On the Artwork
On the Artwork
The above images are composed of original manuscript art created from the pages on which these writings were first written. The two pieces form a Diptych entitled, “The Towers of Columbia”
Twin Towers Manuscript Art
I am telling a story with this art piece, made of the original manuscripts on which the collection, district.Columbia was written. First off, the emphasis of stream-of-consciousness, spontaneous improvisation in writing as my primary writing practice, is illustrated here with the use of blotter action paint. This style of action paint, where the brush never touches the paper is meaningful, because it further gives importance to the truth of the creator, who is the perceiver and conceiver at once, in relation to the subject.
The destruction of the Twin Towers, was a defining moment in my life as an American youth, however, I only perceived it indirectly, outside of any direct mode of physical inception. The media, through which I experienced the raging disaster, is here given precedence over the content of the subject matter, hence the liberal use of spontaneous action blotter paint using ink. The use of ink is especially significant in that it gives form, in this action painting, to the blood and tears of the victims who were affected by the destruction of the Twin Towers. This includes especially the peoples of the Middle East, and particularly Iraq, whose society was devastated by a flood of violence and misinformation. The blurred writing overlain with blotter ink enunciates the misdirection of media and information with regard to the victims of the aftermath of this tragic debacle in world history. The deep blue sky above is an unnatural blue for the sky, representing an artificial environment with a full solar eclipse, further symbolizing the concealment of knowledge. The dark red underneath the towers stands for the blood of victims seeping underground, out of sight, where the true colors of their suffering continue to pour. The center space is left empty to signify the great abyss or gap which continues at the center of our existence in the West, and indeed all the world, as a result of the catastrophe which ensued in the wake of this infamous event.
Freedom Tower Manuscript Art
In the second manuscript art piece, the ink, once representing the fresh sweat and blood, splattered onto the finely penciled writing, has seeped through the paper. This signifies the fact that even if there is a new tower in the place of the old, the events which have come to pass in the wake of the Twin Towers devastation will appear in the construction of the new tower. Above, the great mystery, a UFO, blinks in a polluted sky, foretelling the haze of conspiracy which will perpetuate misinformation and a misdirection of military technology into the easily distracted, dramatic mind of the American public.

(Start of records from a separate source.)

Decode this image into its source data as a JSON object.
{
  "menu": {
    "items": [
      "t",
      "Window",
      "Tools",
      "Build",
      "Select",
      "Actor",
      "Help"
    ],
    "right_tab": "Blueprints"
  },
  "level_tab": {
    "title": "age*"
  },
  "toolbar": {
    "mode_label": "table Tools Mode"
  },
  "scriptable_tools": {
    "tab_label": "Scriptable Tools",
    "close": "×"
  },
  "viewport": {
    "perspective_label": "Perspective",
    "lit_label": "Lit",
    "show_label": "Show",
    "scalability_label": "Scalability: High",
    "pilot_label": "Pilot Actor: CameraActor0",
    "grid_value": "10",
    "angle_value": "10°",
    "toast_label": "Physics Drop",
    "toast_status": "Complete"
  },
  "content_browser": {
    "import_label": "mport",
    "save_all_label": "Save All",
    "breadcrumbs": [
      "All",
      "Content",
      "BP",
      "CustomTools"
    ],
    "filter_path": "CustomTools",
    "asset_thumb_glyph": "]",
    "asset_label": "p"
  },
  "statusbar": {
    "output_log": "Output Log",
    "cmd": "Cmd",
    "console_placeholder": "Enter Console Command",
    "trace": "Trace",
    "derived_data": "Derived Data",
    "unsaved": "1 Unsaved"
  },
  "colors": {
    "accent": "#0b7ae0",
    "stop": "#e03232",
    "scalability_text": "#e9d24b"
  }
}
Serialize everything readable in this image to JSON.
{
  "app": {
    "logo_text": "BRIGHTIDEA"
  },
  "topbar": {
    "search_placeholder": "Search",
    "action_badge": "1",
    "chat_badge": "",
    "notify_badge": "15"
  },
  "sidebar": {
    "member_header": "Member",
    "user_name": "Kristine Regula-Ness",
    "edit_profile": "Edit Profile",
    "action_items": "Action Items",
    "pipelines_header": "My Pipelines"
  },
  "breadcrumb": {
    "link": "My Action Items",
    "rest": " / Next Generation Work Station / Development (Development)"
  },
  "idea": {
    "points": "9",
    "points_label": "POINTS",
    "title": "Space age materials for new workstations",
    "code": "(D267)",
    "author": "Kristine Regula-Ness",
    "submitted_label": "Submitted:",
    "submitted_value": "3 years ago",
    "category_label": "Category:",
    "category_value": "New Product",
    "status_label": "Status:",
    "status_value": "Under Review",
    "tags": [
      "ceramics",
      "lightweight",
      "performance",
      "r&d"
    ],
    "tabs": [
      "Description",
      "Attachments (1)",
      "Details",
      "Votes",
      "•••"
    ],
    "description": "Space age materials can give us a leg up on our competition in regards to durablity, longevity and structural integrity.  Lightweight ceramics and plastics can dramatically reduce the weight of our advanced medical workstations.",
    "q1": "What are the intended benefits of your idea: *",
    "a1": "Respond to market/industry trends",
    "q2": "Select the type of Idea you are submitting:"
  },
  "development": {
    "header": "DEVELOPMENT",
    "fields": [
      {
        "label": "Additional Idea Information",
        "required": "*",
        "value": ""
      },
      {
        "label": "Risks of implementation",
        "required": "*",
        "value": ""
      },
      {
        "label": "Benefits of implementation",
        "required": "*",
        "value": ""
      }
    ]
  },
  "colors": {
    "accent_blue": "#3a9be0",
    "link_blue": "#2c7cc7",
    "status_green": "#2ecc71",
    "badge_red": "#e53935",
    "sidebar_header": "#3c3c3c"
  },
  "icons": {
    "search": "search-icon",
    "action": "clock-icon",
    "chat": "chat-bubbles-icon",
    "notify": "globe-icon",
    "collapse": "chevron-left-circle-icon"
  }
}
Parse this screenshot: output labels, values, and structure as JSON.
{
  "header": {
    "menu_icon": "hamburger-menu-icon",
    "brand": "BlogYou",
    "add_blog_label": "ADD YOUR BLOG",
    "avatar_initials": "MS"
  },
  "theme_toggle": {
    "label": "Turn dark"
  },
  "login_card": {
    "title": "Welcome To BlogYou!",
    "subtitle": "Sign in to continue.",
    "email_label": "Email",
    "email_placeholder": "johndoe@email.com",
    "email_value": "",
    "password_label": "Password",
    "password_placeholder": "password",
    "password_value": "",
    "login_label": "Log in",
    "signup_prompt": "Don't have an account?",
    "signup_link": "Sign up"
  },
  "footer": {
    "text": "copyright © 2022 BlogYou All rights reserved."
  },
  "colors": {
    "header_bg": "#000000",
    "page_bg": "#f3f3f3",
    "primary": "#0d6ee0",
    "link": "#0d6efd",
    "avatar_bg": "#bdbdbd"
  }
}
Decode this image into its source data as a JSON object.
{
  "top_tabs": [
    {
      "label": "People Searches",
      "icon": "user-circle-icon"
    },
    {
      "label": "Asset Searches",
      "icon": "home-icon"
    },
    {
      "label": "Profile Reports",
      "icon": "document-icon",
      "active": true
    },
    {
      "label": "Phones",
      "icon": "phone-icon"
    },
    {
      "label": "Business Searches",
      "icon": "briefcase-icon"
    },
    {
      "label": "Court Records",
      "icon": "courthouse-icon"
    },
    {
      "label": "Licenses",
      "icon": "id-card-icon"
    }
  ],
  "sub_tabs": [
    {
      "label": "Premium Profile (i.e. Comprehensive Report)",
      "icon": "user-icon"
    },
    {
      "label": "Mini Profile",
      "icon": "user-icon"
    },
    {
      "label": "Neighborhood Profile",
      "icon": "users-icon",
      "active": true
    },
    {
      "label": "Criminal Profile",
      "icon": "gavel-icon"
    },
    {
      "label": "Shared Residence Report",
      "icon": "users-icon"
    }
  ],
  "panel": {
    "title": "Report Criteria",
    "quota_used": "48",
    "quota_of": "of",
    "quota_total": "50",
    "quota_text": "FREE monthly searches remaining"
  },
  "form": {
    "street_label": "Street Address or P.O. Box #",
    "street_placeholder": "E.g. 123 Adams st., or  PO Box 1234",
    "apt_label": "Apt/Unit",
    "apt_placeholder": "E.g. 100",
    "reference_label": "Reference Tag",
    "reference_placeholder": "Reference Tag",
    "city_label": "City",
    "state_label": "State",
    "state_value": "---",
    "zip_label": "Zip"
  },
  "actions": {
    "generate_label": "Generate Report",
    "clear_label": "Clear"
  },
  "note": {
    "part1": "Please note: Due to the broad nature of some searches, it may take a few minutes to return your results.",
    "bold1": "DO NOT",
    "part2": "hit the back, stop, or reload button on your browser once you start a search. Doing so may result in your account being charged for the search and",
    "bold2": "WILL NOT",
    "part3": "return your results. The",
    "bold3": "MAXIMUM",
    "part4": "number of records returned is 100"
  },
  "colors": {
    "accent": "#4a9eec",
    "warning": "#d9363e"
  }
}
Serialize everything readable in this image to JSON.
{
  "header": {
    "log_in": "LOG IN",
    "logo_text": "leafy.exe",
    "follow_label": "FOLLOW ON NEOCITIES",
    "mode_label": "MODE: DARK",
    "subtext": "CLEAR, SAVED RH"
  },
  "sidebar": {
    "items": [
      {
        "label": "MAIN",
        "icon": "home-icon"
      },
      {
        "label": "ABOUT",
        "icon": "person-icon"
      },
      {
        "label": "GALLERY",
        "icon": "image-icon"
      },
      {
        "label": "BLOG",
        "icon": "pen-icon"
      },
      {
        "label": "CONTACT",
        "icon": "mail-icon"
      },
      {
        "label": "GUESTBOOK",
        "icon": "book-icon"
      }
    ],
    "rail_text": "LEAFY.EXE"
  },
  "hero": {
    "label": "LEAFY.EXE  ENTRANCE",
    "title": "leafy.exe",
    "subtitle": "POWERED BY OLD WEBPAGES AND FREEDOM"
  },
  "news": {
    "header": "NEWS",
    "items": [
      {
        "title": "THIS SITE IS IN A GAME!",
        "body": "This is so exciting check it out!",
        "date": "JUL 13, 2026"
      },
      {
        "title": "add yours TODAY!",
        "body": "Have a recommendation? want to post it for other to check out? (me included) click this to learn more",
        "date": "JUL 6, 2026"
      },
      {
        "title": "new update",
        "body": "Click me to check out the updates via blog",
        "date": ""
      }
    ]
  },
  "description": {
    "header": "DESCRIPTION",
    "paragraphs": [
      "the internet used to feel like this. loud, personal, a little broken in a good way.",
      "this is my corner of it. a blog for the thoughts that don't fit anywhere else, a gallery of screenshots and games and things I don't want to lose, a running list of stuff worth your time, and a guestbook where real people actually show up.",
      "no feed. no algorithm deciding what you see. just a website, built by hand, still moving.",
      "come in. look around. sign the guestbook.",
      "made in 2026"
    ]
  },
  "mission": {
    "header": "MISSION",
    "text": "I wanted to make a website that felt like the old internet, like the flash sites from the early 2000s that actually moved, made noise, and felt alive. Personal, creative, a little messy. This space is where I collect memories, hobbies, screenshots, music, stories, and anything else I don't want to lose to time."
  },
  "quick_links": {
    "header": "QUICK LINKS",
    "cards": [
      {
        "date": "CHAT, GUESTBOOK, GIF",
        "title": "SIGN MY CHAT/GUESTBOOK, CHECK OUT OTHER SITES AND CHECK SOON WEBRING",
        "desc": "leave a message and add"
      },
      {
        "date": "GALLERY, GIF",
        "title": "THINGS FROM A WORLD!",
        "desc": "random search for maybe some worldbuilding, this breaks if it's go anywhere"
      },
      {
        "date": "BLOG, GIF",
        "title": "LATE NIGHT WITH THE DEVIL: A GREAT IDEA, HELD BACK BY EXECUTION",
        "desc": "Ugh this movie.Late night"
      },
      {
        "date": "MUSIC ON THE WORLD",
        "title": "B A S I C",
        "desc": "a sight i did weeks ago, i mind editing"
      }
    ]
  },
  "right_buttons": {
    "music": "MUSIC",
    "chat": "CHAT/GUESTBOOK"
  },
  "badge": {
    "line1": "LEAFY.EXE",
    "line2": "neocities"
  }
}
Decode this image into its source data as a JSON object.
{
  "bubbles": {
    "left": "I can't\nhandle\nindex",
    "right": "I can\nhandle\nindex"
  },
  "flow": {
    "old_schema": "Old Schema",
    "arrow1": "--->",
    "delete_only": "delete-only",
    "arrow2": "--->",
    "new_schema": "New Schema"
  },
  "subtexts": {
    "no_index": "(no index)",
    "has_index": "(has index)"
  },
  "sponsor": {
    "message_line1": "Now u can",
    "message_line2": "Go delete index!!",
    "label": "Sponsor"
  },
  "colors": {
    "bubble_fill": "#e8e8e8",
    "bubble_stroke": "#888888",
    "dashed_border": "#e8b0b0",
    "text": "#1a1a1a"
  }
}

The unpainted manuscript pages beside the tower represent the clarity of judgment foretold and seen by the construction of the tower; that it is supported, in many ways, by the blood of those who have passed while the Death of American Freedom has unfolded after a decade of war, lies, and invasions both personal and public at home and abroad.
Preamble to district.Columbia
Preamble to district.Columbia
Inspired by the pre-colonial and pre-revolutionist metaphor for America, “Columbia,” a Goddess of Freedom, is an archetypal myth, once proudly personifying poetic optimism through feminine form. Through these writings, I personify the process of mythmaking as a dedication to compassionate awe and voiced protest in the historic confrontation with self and nation. The name Columbia was immortalized immediately before the Revolutionary War in 1775 by Phillis Wheatley, the first African American woman to publish her writing, in her poem, “His Excellency, General Washington.”
Written primarily based on a visit to Washington D.C., this collection is a vocal reclamation. These chronicles present a visitor returning to his home country, where visitation is defined by traversing an international land border. I represent my struggle to reclaim and recognize my unique voice. In these pages, I confront the realization that I am, in certain respects, an inheritor of the American way of life. Regardless, the inheritance is fraught with the psychological complexities of exile.
In this reclamation, I throw off vestigial principles of experience. I attempt to revision a new way of being through the living temperance of the written word, and specifically, my own practice of stream-of-consciousness writing. Such revision includes confronting a natural process of self-awareness, whereby self-expression revolutionizes into an identity with nature as a self-perpetuating source of renewal and life.
Spontaneous word creation, or improvisational writing, is a natural activity of the human mind. There is a power within that endless fount, that when regularly tapped as a spiritual practice, unleashes one’s surroundings with an ever-renewing energy. Such a practice motivates one personally, to interact with one’s immediate environment in dynamic ways. The reason for this effect is because in this practice, which actualizes into a way of being, the present moment becomes central. When the present is cherished with just significance, the mundane begins to breathe with new life.
The practice of improvised writing, in this sense, outlines a processional transformation in throwing off sterile notions of self and environment. district.Columbia begins by defining autonomous interactions between self and environment (as to parallel notions of the “New World” for pre-colonial Europeans and pre-revolutionist Americans) and ends with a declarative pronouncement; to create an openness to uninhibited spontaneity in personal creativity and a diverse awareness in social activity in our public spaces (as to parallel the current fomentation of creative social activity blurring the lines of public and personal art).